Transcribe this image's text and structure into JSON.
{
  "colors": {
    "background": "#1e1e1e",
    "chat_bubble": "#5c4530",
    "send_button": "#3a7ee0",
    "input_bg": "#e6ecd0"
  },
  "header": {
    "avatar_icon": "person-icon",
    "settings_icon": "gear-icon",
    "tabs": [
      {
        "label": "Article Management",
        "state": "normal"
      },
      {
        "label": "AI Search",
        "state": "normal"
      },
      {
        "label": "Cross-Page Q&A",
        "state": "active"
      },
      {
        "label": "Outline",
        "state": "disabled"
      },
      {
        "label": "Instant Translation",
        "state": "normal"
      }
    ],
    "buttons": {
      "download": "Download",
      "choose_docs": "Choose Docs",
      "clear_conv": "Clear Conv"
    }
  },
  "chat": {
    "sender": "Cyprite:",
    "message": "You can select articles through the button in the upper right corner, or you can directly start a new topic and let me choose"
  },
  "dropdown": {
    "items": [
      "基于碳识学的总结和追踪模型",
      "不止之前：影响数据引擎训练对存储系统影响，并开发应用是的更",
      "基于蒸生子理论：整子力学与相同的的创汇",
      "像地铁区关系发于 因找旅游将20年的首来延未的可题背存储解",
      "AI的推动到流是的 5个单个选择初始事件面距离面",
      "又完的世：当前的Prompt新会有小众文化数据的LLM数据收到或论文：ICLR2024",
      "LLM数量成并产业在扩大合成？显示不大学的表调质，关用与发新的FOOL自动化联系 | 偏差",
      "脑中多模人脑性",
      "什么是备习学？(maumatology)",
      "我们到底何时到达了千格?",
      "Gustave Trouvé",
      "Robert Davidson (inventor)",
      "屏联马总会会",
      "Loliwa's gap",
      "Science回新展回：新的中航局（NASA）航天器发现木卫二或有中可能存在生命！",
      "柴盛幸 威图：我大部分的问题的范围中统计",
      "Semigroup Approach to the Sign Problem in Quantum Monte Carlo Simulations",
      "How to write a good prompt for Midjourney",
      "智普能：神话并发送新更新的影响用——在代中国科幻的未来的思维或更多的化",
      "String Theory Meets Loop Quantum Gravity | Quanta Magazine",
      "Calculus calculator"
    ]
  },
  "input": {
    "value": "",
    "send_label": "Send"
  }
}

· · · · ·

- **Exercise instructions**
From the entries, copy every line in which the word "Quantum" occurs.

- **Written solution**
      "Semigroup Approach to the Sign Problem in Quantum Monte Carlo Simulations",
      "String Theory Meets Loop Quantum Gravity | Quanta Magazine",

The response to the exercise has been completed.